But as a Catholic I also do not believe in "spiritual reasons" or "deep reasons" for things. Free will and the physical universe we inhabit have tons of moving pieces. Sometimes those pieces slam into people and destroy them, through random accidents, random violence, etc. One of the world's most accomplished marathon runners fell dead one day in his early 50s, he had severe blockages in his heart. Despite being under the regular care of a physician, the patient did not present ordinary symptoms (perhaps his extreme exercise in some way helped compensate for the blockages as they built up in parts of the heart, making it harder to detect), and he died. My brother died in his 40s of an aortic dissection, which is considered wholly fatal if it happens anywhere other than on an operating table or in extremely close proximity to one. They can develop in hours sometimes with no prior symptoms and are thus almost virtually unpreventable. In rare cases signs of an imminent dissection might be found, but that's very, very rare.
In the human body there are many faults that can develop overtime that progress to very rapid death and whose causes are not known to be related to any active lifestyle choices or linked to any known genetic disorders. Basically, sometimes parts of your body maybe just didn't form quite right, and one day they fail and you die earlier than most would consider normal. Pete Maravich was born without a left coronary artery, and he was a professional basketball player. His right coronary artery was much enlarged and apparently had grown very strong and big through compensating over the years. Enough that the guy could excel in a very demanding athletic endeavor, but Maravich's clock eventually ran out and he collapsed in a pickup basketball game and died at age 40. Prior to his death he had no symptoms whatsoever, and as a professional athlete he received closer scrutiny from doctors than many would at a similar age. But unless we basically do full body MRIs in addition to angiographies and a host of other tests there is very little anyone can do about most of these non-symptom producing problems. Even with those tests sometimes the problem is undetectable. My grandfather had a cerebral angiography which is exactly one of those tests that can help diagnose and prevent things that are going to turn into larger problems, but in his case, and this is a very rare but known side effect, his angiography caused an embolus to form which lead to stroke. Luckily it did not kill him, but it had negative effects on his cognition and quality of life, it easily could have killed him. So even doing all this aggressive testing can sometimes kill you while you had no underlying condition at all.

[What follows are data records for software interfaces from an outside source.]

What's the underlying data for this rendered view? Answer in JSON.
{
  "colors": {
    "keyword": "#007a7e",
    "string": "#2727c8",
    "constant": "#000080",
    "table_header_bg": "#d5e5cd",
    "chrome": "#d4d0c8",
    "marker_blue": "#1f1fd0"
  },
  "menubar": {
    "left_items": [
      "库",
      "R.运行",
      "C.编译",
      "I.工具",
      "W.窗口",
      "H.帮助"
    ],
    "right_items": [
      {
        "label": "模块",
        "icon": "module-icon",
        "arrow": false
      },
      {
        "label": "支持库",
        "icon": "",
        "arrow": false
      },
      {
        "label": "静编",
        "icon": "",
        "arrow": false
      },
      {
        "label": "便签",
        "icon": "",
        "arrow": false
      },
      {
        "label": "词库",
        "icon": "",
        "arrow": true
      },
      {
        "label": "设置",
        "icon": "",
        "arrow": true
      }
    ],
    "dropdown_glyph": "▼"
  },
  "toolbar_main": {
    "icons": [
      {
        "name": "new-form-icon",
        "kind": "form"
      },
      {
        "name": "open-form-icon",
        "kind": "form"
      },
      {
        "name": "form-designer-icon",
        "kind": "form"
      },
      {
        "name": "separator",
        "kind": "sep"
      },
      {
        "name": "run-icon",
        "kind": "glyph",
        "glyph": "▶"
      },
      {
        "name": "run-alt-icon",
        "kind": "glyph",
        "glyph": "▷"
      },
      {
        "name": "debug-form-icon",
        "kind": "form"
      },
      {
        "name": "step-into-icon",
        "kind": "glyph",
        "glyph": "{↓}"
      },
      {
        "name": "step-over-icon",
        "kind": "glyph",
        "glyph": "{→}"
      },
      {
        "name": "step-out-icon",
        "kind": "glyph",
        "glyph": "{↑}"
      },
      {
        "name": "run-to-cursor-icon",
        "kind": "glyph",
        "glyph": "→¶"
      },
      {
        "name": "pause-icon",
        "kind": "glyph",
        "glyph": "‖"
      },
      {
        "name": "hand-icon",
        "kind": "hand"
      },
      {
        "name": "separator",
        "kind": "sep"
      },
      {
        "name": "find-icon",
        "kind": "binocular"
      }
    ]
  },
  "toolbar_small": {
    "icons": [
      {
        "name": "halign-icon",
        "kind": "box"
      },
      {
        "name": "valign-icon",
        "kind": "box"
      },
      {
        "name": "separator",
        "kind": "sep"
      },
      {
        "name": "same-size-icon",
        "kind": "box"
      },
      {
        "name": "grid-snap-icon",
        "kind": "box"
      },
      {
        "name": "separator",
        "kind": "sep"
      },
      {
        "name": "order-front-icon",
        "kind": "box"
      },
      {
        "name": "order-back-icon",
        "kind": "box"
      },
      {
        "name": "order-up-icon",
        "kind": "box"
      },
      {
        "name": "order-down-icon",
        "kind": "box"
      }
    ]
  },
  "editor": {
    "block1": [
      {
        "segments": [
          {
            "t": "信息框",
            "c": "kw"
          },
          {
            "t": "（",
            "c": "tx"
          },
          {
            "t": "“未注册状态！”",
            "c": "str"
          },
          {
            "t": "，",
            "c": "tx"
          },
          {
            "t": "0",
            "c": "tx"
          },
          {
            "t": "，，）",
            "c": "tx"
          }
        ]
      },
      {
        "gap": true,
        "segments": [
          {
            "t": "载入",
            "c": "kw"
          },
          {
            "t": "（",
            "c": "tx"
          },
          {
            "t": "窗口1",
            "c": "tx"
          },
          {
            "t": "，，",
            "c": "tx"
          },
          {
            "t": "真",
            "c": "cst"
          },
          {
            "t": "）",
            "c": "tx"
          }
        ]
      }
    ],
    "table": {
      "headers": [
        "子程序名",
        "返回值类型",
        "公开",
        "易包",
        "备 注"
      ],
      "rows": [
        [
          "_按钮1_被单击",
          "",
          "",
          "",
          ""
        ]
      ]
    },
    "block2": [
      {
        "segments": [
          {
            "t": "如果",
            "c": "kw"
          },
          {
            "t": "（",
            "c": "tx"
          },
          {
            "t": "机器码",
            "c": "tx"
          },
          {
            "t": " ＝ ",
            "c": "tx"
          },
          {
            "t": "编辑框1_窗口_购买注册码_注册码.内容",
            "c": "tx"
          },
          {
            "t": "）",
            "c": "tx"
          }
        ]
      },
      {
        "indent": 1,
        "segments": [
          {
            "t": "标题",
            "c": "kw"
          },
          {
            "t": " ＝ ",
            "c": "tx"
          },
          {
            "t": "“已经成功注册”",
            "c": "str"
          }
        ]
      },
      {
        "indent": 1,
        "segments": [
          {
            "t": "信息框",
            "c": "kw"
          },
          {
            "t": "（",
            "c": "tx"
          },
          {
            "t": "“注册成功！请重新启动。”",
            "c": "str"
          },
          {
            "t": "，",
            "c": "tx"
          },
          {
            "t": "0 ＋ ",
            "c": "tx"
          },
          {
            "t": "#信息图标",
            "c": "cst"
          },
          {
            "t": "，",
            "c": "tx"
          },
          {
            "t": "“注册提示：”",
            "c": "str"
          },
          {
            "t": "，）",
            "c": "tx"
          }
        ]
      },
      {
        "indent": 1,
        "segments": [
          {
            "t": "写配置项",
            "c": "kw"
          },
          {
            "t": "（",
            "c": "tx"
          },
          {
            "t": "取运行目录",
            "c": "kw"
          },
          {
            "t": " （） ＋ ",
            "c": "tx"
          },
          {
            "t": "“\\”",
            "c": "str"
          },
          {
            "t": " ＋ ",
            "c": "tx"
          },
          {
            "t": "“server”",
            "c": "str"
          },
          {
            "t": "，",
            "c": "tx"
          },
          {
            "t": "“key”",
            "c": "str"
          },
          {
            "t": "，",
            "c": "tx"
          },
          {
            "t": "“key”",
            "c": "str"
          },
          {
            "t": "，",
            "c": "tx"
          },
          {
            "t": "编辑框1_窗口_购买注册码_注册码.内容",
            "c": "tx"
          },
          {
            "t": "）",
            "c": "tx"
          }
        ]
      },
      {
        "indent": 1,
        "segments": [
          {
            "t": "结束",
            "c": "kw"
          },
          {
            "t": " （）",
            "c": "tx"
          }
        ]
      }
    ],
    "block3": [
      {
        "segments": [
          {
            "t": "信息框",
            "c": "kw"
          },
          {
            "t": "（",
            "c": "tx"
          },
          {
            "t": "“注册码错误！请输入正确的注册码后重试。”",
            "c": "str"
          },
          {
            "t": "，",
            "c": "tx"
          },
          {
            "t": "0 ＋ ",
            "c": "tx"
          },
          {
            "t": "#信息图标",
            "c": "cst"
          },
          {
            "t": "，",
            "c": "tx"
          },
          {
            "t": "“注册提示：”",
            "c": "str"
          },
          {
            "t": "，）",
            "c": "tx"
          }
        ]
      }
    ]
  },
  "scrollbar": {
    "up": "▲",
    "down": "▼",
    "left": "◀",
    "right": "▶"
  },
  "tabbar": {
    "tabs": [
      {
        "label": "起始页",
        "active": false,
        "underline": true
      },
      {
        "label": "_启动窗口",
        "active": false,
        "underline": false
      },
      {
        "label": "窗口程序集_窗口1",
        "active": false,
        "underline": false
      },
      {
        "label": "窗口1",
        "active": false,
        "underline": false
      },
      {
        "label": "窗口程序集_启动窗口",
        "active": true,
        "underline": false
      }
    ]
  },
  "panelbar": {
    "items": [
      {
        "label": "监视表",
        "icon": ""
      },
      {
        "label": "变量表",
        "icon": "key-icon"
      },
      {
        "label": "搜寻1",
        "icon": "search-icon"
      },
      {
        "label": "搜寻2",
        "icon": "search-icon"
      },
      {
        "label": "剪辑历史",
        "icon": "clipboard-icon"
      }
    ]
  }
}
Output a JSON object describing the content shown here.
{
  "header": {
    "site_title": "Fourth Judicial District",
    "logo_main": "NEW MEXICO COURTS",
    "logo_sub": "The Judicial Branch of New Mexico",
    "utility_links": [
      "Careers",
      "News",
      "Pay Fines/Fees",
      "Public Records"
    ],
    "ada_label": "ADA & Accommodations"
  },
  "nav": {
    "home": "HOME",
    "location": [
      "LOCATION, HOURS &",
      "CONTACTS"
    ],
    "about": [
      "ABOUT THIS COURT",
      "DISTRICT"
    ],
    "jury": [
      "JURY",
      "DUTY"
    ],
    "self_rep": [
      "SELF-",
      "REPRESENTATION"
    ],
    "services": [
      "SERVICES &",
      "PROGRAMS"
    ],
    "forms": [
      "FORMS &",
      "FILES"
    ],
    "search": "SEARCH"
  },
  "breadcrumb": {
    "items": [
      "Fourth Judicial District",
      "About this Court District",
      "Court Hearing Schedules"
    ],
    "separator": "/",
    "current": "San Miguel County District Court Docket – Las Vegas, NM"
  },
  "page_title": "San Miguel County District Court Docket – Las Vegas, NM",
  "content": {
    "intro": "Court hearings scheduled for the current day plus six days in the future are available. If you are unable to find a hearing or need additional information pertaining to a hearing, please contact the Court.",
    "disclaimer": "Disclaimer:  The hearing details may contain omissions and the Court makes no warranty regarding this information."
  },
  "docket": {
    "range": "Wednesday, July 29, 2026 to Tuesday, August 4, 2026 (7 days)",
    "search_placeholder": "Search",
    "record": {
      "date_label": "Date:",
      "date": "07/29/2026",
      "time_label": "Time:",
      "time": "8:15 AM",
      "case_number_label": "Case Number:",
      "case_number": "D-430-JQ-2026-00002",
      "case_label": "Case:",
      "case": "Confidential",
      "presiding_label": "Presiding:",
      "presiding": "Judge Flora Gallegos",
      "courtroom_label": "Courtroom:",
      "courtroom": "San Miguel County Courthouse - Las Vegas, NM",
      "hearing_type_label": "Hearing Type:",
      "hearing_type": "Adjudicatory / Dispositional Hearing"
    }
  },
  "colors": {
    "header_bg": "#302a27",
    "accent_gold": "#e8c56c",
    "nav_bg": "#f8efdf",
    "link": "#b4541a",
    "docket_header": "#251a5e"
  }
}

But I digress, yes everything has a technical cause, but "spiritual reasons the universe has certain events" are hogwash mostly. I do not believe aside from extraordinary instances that God communicates by randomly say, killing one child so another might live or something like that. I'm aware of the histories of the saints and miracles in the bible, but that's not a typical relationship between God and mankind. But I think for many people they have to believe things are meant to be or that there are reasons for things, because they simply can't handle the alternative. For them it is a coping mechanism for something they simply cannot handle otherwise, their assumption is everyone needs those same coping mechanisms which is why they say such things to other people.